> [Work item] Everything in the records except the pictures should come back exactly as written.

Content starts

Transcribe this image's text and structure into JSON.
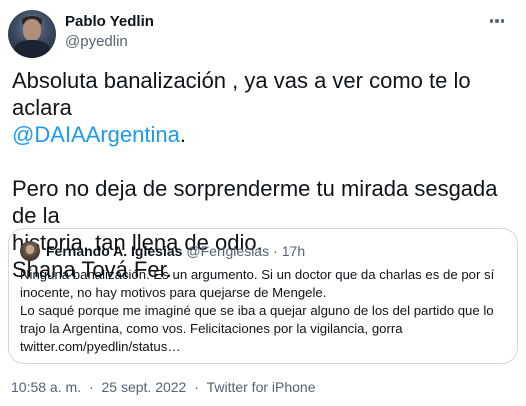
{
  "author": {
    "name": "Pablo Yedlin",
    "handle": "@pyedlin"
  },
  "tweet": {
    "line1": "Absoluta banalización , ya vas a ver como te lo aclara",
    "mention": "@DAIAArgentina",
    "mention_suffix": ".",
    "line3": "Pero no deja de sorprenderme tu mirada sesgada de la",
    "line4": "historia, tan llena de odio.",
    "line5": "Shana Tová Fer."
  },
  "quote": {
    "name": "Fernando A. Iglesias",
    "handle": "@FerIglesias",
    "separator": "·",
    "time": "17h",
    "lines": [
      "Ninguna banalización. Es un argumento. Si un doctor que da charlas es de por sí",
      "inocente, no hay motivos para quejarse de Mengele.",
      "Lo saqué porque me imaginé que se iba a quejar alguno de los del partido que lo",
      "trajo la Argentina, como vos. Felicitaciones por la vigilancia, gorra",
      "twitter.com/pyedlin/status…"
    ]
  },
  "footer": {
    "time": "10:58 a. m.",
    "separator": "·",
    "date": "25 sept. 2022",
    "source": "Twitter for iPhone"
  },
  "colors": {
    "accent": "#1d9bf0",
    "text": "#0f1419",
    "secondary": "#536471",
    "border": "#cfd9de"
  },
  "icons": {
    "more": "more-horizontal-icon"
  }
}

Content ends

> [Solution]
Transcribe this image's text and structure into JSON.
{
  "author": {
    "name": "Pablo Yedlin",
    "handle": "@pyedlin"
  },
  "tweet": {
    "line1": "Absoluta banalización , ya vas a ver como te lo aclara",
    "mention": "@DAIAArgentina",
    "mention_suffix": ".",
    "line3": "Pero no deja de sorprenderme tu mirada sesgada de la",
    "line4": "historia, tan llena de odio.",
    "line5": "Shana Tová Fer."
  },
  "quote": {
    "name": "Fernando A. Iglesias",
    "handle": "@FerIglesias",
    "separator": "·",
    "time": "17h",
    "lines": [
      "Ninguna banalización. Es un argumento. Si un doctor que da charlas es de por sí",
      "inocente, no hay motivos para quejarse de Mengele.",
      "Lo saqué porque me imaginé que se iba a quejar alguno de los del partido que lo",
      "trajo la Argentina, como vos. Felicitaciones por la vigilancia, gorra",
      "twitter.com/pyedlin/status…"
    ]
  },
  "footer": {
    "time": "10:58 a. m.",
    "separator": "·",
    "date": "25 sept. 2022",
    "source": "Twitter for iPhone"
  },
  "colors": {
    "accent": "#1d9bf0",
    "text": "#0f1419",
    "secondary": "#536471",
    "border": "#cfd9de"
  },
  "icons": {
    "more": "more-horizontal-icon"
  }
}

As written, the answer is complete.